# Given records
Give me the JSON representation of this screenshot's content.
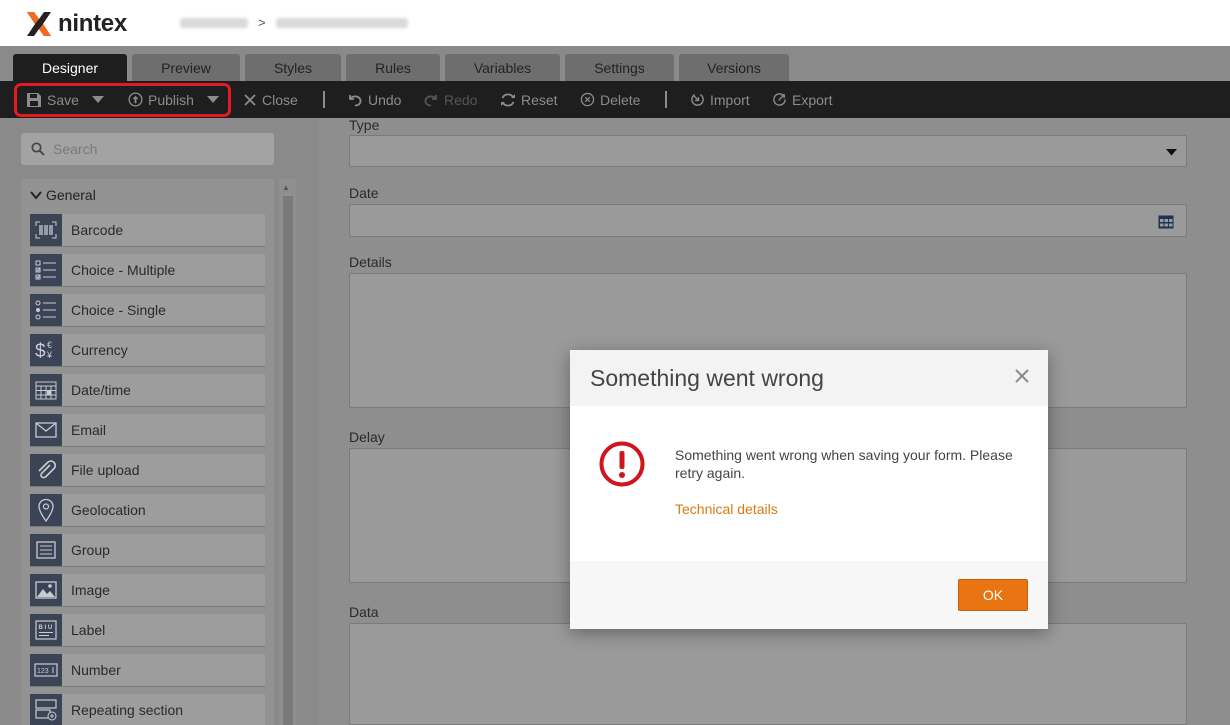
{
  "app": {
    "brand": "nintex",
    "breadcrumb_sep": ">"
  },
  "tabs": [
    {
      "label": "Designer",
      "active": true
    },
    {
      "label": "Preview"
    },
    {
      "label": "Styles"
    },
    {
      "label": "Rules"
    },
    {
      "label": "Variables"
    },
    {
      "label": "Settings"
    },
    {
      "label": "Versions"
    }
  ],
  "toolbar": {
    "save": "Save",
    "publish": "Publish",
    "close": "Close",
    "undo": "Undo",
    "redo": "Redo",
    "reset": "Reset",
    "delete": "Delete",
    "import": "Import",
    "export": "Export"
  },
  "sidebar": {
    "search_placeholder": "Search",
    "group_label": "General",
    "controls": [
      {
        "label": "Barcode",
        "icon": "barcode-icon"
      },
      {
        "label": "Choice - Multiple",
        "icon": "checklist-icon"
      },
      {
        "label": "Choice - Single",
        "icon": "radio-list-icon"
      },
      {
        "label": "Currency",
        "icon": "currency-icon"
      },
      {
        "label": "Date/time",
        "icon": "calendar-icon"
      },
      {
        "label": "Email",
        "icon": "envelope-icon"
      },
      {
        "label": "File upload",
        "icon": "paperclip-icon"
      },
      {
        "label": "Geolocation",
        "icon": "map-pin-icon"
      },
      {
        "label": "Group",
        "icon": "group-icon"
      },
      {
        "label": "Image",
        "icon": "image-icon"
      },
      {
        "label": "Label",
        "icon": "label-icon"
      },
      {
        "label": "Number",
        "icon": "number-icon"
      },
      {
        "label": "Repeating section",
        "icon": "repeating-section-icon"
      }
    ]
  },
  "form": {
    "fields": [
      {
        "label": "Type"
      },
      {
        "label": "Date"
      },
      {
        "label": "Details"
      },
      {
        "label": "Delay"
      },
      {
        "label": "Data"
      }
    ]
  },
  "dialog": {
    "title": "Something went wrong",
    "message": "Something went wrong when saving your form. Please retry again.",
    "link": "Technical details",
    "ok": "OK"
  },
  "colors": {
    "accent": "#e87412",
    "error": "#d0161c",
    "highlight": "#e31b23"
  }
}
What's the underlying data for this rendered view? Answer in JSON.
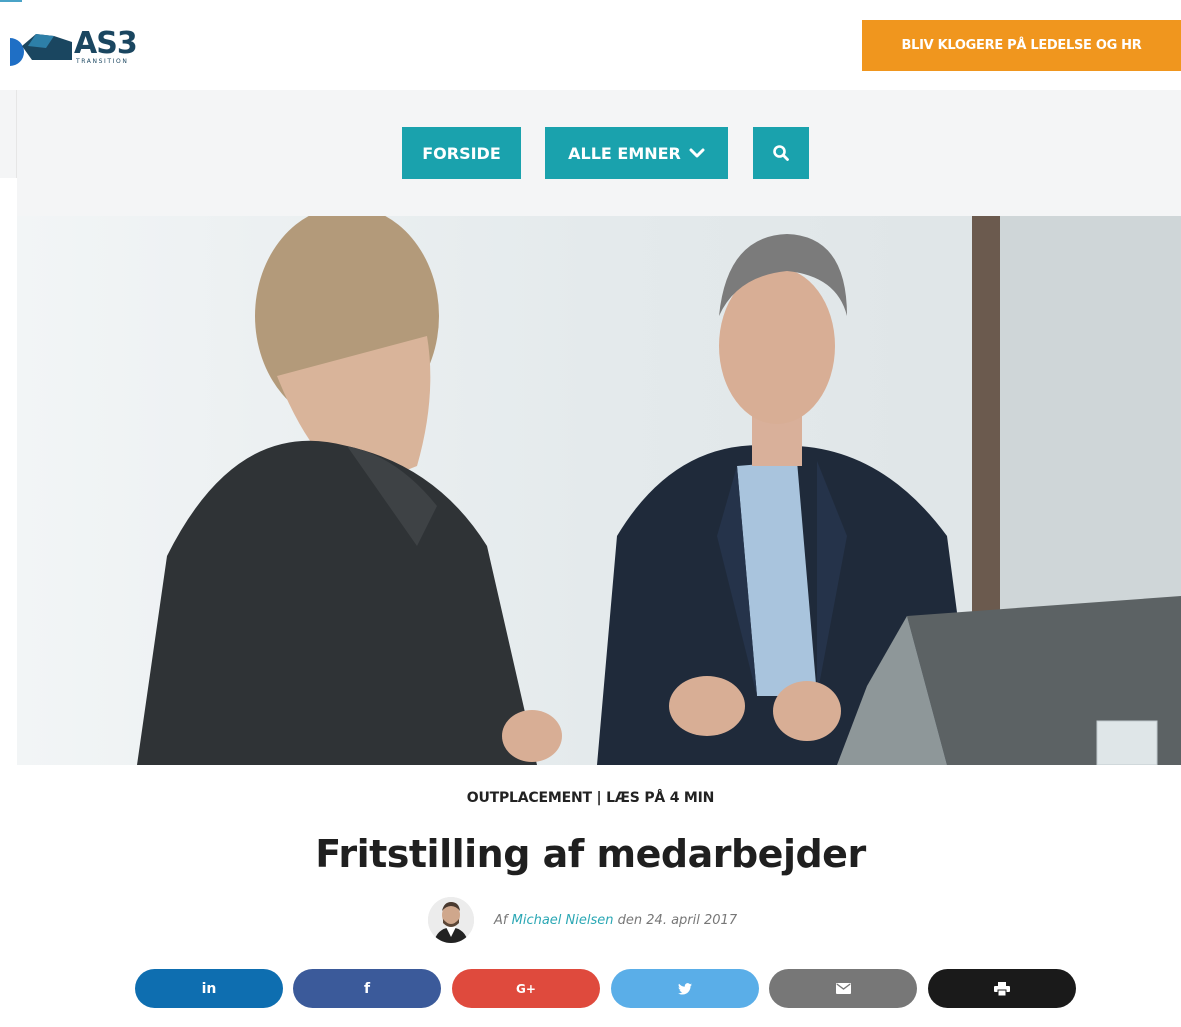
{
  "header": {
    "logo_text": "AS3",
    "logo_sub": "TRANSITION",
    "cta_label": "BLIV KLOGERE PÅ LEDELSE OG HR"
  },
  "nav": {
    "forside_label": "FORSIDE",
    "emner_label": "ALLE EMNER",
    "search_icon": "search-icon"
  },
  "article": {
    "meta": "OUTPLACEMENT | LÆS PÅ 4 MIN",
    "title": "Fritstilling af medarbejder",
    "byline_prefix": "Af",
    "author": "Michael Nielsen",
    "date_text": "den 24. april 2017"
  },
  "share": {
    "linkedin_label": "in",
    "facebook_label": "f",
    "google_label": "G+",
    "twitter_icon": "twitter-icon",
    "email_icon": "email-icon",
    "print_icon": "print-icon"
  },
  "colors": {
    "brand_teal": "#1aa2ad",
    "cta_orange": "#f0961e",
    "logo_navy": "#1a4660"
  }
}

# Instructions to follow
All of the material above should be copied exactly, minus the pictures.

# Finished exercise
Give me the JSON representation of this screenshot's content.
{
  "app": {
    "brand": "nintex",
    "breadcrumb_sep": ">"
  },
  "tabs": [
    {
      "label": "Designer",
      "active": true
    },
    {
      "label": "Preview"
    },
    {
      "label": "Styles"
    },
    {
      "label": "Rules"
    },
    {
      "label": "Variables"
    },
    {
      "label": "Settings"
    },
    {
      "label": "Versions"
    }
  ],
  "toolbar": {
    "save": "Save",
    "publish": "Publish",
    "close": "Close",
    "undo": "Undo",
    "redo": "Redo",
    "reset": "Reset",
    "delete": "Delete",
    "import": "Import",
    "export": "Export"
  },
  "sidebar": {
    "search_placeholder": "Search",
    "group_label": "General",
    "controls": [
      {
        "label": "Barcode",
        "icon": "barcode-icon"
      },
      {
        "label": "Choice - Multiple",
        "icon": "checklist-icon"
      },
      {
        "label": "Choice - Single",
        "icon": "radio-list-icon"
      },
      {
        "label": "Currency",
        "icon": "currency-icon"
      },
      {
        "label": "Date/time",
        "icon": "calendar-icon"
      },
      {
        "label": "Email",
        "icon": "envelope-icon"
      },
      {
        "label": "File upload",
        "icon": "paperclip-icon"
      },
      {
        "label": "Geolocation",
        "icon": "map-pin-icon"
      },
      {
        "label": "Group",
        "icon": "group-icon"
      },
      {
        "label": "Image",
        "icon": "image-icon"
      },
      {
        "label": "Label",
        "icon": "label-icon"
      },
      {
        "label": "Number",
        "icon": "number-icon"
      },
      {
        "label": "Repeating section",
        "icon": "repeating-section-icon"
      }
    ]
  },
  "form": {
    "fields": [
      {
        "label": "Type"
      },
      {
        "label": "Date"
      },
      {
        "label": "Details"
      },
      {
        "label": "Delay"
      },
      {
        "label": "Data"
      }
    ]
  },
  "dialog": {
    "title": "Something went wrong",
    "message": "Something went wrong when saving your form. Please retry again.",
    "link": "Technical details",
    "ok": "OK"
  },
  "colors": {
    "accent": "#e87412",
    "error": "#d0161c",
    "highlight": "#e31b23"
  }
}
What's the underlying data for this rendered view? Answer in JSON.
{
  "header": {
    "logo_text": "AS3",
    "logo_sub": "TRANSITION",
    "cta_label": "BLIV KLOGERE PÅ LEDELSE OG HR"
  },
  "nav": {
    "forside_label": "FORSIDE",
    "emner_label": "ALLE EMNER",
    "search_icon": "search-icon"
  },
  "article": {
    "meta": "OUTPLACEMENT | LÆS PÅ 4 MIN",
    "title": "Fritstilling af medarbejder",
    "byline_prefix": "Af",
    "author": "Michael Nielsen",
    "date_text": "den 24. april 2017"
  },
  "share": {
    "linkedin_label": "in",
    "facebook_label": "f",
    "google_label": "G+",
    "twitter_icon": "twitter-icon",
    "email_icon": "email-icon",
    "print_icon": "print-icon"
  },
  "colors": {
    "brand_teal": "#1aa2ad",
    "cta_orange": "#f0961e",
    "logo_navy": "#1a4660"
  }
}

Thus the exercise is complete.